Exact copies of all entries are needed. Pictures are to be left out.

[TASK INPUTS Boundary: Start]

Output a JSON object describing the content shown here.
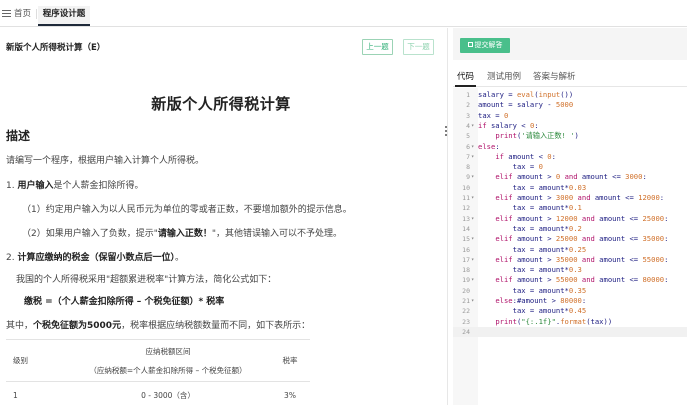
{
  "tabs": {
    "home": "首页",
    "active": "程序设计题"
  },
  "question": {
    "title": "新版个人所得税计算（E）",
    "prev_label": "上一题",
    "next_label": "下一题",
    "doc_title": "新版个人所得税计算",
    "desc_heading": "描述",
    "p1": "请编写一个程序，根据用户输入计算个人所得税。",
    "p2_bold": "用户输入",
    "p2_prefix": "1. ",
    "p2_rest": "是个人薪金扣除所得。",
    "p3": "（1）约定用户输入为以人民币元为单位的零或者正数，不要增加额外的提示信息。",
    "p4_a": "（2）如果用户输入了负数，提示\"",
    "p4_bold": "请输入正数！",
    "p4_b": "\"，其他错误输入可以不予处理。",
    "p5_prefix": "2. ",
    "p5_bold": "计算应缴纳的税金（保留小数点后一位）",
    "p5_rest": "。",
    "p6": "我国的个人所得税采用\"超额累进税率\"计算方法，简化公式如下：",
    "p7": "缴税 =（个人薪金扣除所得 – 个税免征额）* 税率",
    "p8_a": "其中，",
    "p8_bold": "个税免征额为5000元",
    "p8_b": "，税率根据应纳税额数量而不同，如下表所示：",
    "table": {
      "col_level": "级别",
      "col_range_title": "应纳税额区间",
      "col_range_sub": "（应纳税额=个人薪金扣除所得 – 个税免征额）",
      "col_rate": "税率",
      "rows": [
        {
          "level": "1",
          "range": "0 - 3000（含）",
          "rate": "3%"
        }
      ]
    }
  },
  "right": {
    "submit_label": "提交解答",
    "tabs": [
      "代码",
      "测试用例",
      "答案与解析"
    ]
  },
  "code_lines": [
    {
      "n": "1",
      "fold": "",
      "html": "salary = <span class=\"n\">eval</span>(<span class=\"n\">input</span>())"
    },
    {
      "n": "2",
      "fold": "",
      "html": "amount = salary - <span class=\"n\">5000</span>"
    },
    {
      "n": "3",
      "fold": "",
      "html": "tax = <span class=\"n\">0</span>"
    },
    {
      "n": "4",
      "fold": "▾",
      "html": "<span class=\"k\">if</span> salary &lt; <span class=\"n\">0</span>:"
    },
    {
      "n": "5",
      "fold": "",
      "html": "    <span class=\"k\">print</span>(<span class=\"s\">'请输入正数! '</span>)"
    },
    {
      "n": "6",
      "fold": "▾",
      "html": "<span class=\"k\">else</span>:"
    },
    {
      "n": "7",
      "fold": "▾",
      "html": "    <span class=\"k\">if</span> amount &lt; <span class=\"n\">0</span>:"
    },
    {
      "n": "8",
      "fold": "",
      "html": "        tax = <span class=\"n\">0</span>"
    },
    {
      "n": "9",
      "fold": "▾",
      "html": "    <span class=\"k\">elif</span> amount &gt; <span class=\"n\">0</span> <span class=\"k\">and</span> amount &lt;= <span class=\"n\">3000</span>:"
    },
    {
      "n": "10",
      "fold": "",
      "html": "        tax = amount*<span class=\"n\">0.03</span>"
    },
    {
      "n": "11",
      "fold": "▾",
      "html": "    <span class=\"k\">elif</span> amount &gt; <span class=\"n\">3000</span> <span class=\"k\">and</span> amount &lt;= <span class=\"n\">12000</span>:"
    },
    {
      "n": "12",
      "fold": "",
      "html": "        tax = amount*<span class=\"n\">0.1</span>"
    },
    {
      "n": "13",
      "fold": "▾",
      "html": "    <span class=\"k\">elif</span> amount &gt; <span class=\"n\">12000</span> <span class=\"k\">and</span> amount &lt;= <span class=\"n\">25000</span>:"
    },
    {
      "n": "14",
      "fold": "",
      "html": "        tax = amount*<span class=\"n\">0.2</span>"
    },
    {
      "n": "15",
      "fold": "▾",
      "html": "    <span class=\"k\">elif</span> amount &gt; <span class=\"n\">25000</span> <span class=\"k\">and</span> amount &lt;= <span class=\"n\">35000</span>:"
    },
    {
      "n": "16",
      "fold": "",
      "html": "        tax = amount*<span class=\"n\">0.25</span>"
    },
    {
      "n": "17",
      "fold": "▾",
      "html": "    <span class=\"k\">elif</span> amount &gt; <span class=\"n\">35000</span> <span class=\"k\">and</span> amount &lt;= <span class=\"n\">55000</span>:"
    },
    {
      "n": "18",
      "fold": "",
      "html": "        tax = amount*<span class=\"n\">0.3</span>"
    },
    {
      "n": "19",
      "fold": "▾",
      "html": "    <span class=\"k\">elif</span> amount &gt; <span class=\"n\">55000</span> <span class=\"k\">and</span> amount &lt;= <span class=\"n\">80000</span>:"
    },
    {
      "n": "20",
      "fold": "",
      "html": "        tax = amount*<span class=\"n\">0.35</span>"
    },
    {
      "n": "21",
      "fold": "▾",
      "html": "    <span class=\"k\">else</span>:#amount &gt; <span class=\"n\">80000</span>:"
    },
    {
      "n": "22",
      "fold": "",
      "html": "        tax = amount*<span class=\"n\">0.45</span>"
    },
    {
      "n": "23",
      "fold": "",
      "html": "    <span class=\"k\">print</span>(<span class=\"s\">\"{:.1f}\"</span>.<span class=\"n\">format</span>(tax))"
    },
    {
      "n": "24",
      "fold": "",
      "html": ""
    }
  ]
}
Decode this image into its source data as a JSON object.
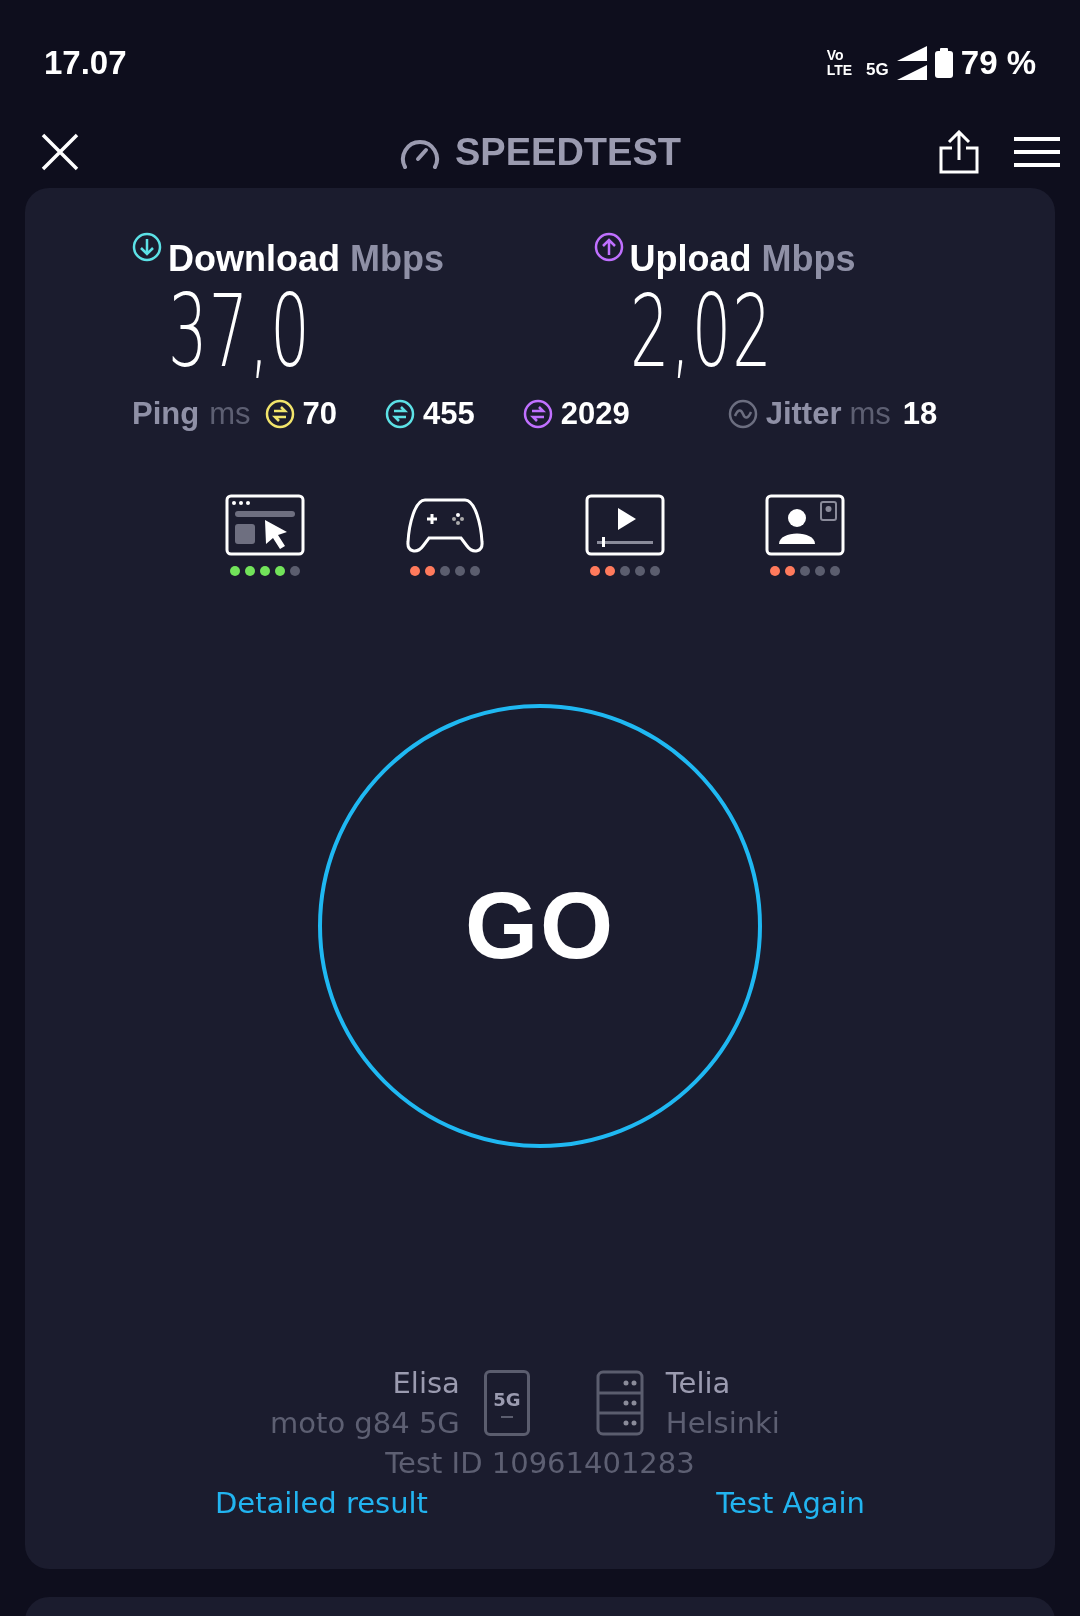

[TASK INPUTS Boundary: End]

THE COMPLETED TASK:
Output a JSON object describing the content shown here.
{
  "tabs": {
    "home": "首页",
    "active": "程序设计题"
  },
  "question": {
    "title": "新版个人所得税计算（E）",
    "prev_label": "上一题",
    "next_label": "下一题",
    "doc_title": "新版个人所得税计算",
    "desc_heading": "描述",
    "p1": "请编写一个程序，根据用户输入计算个人所得税。",
    "p2_bold": "用户输入",
    "p2_prefix": "1. ",
    "p2_rest": "是个人薪金扣除所得。",
    "p3": "（1）约定用户输入为以人民币元为单位的零或者正数，不要增加额外的提示信息。",
    "p4_a": "（2）如果用户输入了负数，提示\"",
    "p4_bold": "请输入正数！",
    "p4_b": "\"，其他错误输入可以不予处理。",
    "p5_prefix": "2. ",
    "p5_bold": "计算应缴纳的税金（保留小数点后一位）",
    "p5_rest": "。",
    "p6": "我国的个人所得税采用\"超额累进税率\"计算方法，简化公式如下：",
    "p7": "缴税 =（个人薪金扣除所得 – 个税免征额）* 税率",
    "p8_a": "其中，",
    "p8_bold": "个税免征额为5000元",
    "p8_b": "，税率根据应纳税额数量而不同，如下表所示：",
    "table": {
      "col_level": "级别",
      "col_range_title": "应纳税额区间",
      "col_range_sub": "（应纳税额=个人薪金扣除所得 – 个税免征额）",
      "col_rate": "税率",
      "rows": [
        {
          "level": "1",
          "range": "0 - 3000（含）",
          "rate": "3%"
        }
      ]
    }
  },
  "right": {
    "submit_label": "提交解答",
    "tabs": [
      "代码",
      "测试用例",
      "答案与解析"
    ]
  },
  "code_lines": [
    {
      "n": "1",
      "fold": "",
      "html": "salary = <span class=\"n\">eval</span>(<span class=\"n\">input</span>())"
    },
    {
      "n": "2",
      "fold": "",
      "html": "amount = salary - <span class=\"n\">5000</span>"
    },
    {
      "n": "3",
      "fold": "",
      "html": "tax = <span class=\"n\">0</span>"
    },
    {
      "n": "4",
      "fold": "▾",
      "html": "<span class=\"k\">if</span> salary &lt; <span class=\"n\">0</span>:"
    },
    {
      "n": "5",
      "fold": "",
      "html": "    <span class=\"k\">print</span>(<span class=\"s\">'请输入正数! '</span>)"
    },
    {
      "n": "6",
      "fold": "▾",
      "html": "<span class=\"k\">else</span>:"
    },
    {
      "n": "7",
      "fold": "▾",
      "html": "    <span class=\"k\">if</span> amount &lt; <span class=\"n\">0</span>:"
    },
    {
      "n": "8",
      "fold": "",
      "html": "        tax = <span class=\"n\">0</span>"
    },
    {
      "n": "9",
      "fold": "▾",
      "html": "    <span class=\"k\">elif</span> amount &gt; <span class=\"n\">0</span> <span class=\"k\">and</span> amount &lt;= <span class=\"n\">3000</span>:"
    },
    {
      "n": "10",
      "fold": "",
      "html": "        tax = amount*<span class=\"n\">0.03</span>"
    },
    {
      "n": "11",
      "fold": "▾",
      "html": "    <span class=\"k\">elif</span> amount &gt; <span class=\"n\">3000</span> <span class=\"k\">and</span> amount &lt;= <span class=\"n\">12000</span>:"
    },
    {
      "n": "12",
      "fold": "",
      "html": "        tax = amount*<span class=\"n\">0.1</span>"
    },
    {
      "n": "13",
      "fold": "▾",
      "html": "    <span class=\"k\">elif</span> amount &gt; <span class=\"n\">12000</span> <span class=\"k\">and</span> amount &lt;= <span class=\"n\">25000</span>:"
    },
    {
      "n": "14",
      "fold": "",
      "html": "        tax = amount*<span class=\"n\">0.2</span>"
    },
    {
      "n": "15",
      "fold": "▾",
      "html": "    <span class=\"k\">elif</span> amount &gt; <span class=\"n\">25000</span> <span class=\"k\">and</span> amount &lt;= <span class=\"n\">35000</span>:"
    },
    {
      "n": "16",
      "fold": "",
      "html": "        tax = amount*<span class=\"n\">0.25</span>"
    },
    {
      "n": "17",
      "fold": "▾",
      "html": "    <span class=\"k\">elif</span> amount &gt; <span class=\"n\">35000</span> <span class=\"k\">and</span> amount &lt;= <span class=\"n\">55000</span>:"
    },
    {
      "n": "18",
      "fold": "",
      "html": "        tax = amount*<span class=\"n\">0.3</span>"
    },
    {
      "n": "19",
      "fold": "▾",
      "html": "    <span class=\"k\">elif</span> amount &gt; <span class=\"n\">55000</span> <span class=\"k\">and</span> amount &lt;= <span class=\"n\">80000</span>:"
    },
    {
      "n": "20",
      "fold": "",
      "html": "        tax = amount*<span class=\"n\">0.35</span>"
    },
    {
      "n": "21",
      "fold": "▾",
      "html": "    <span class=\"k\">else</span>:#amount &gt; <span class=\"n\">80000</span>:"
    },
    {
      "n": "22",
      "fold": "",
      "html": "        tax = amount*<span class=\"n\">0.45</span>"
    },
    {
      "n": "23",
      "fold": "",
      "html": "    <span class=\"k\">print</span>(<span class=\"s\">\"{:.1f}\"</span>.<span class=\"n\">format</span>(tax))"
    },
    {
      "n": "24",
      "fold": "",
      "html": ""
    }
  ]
}
Decode this image into its source data as a JSON object.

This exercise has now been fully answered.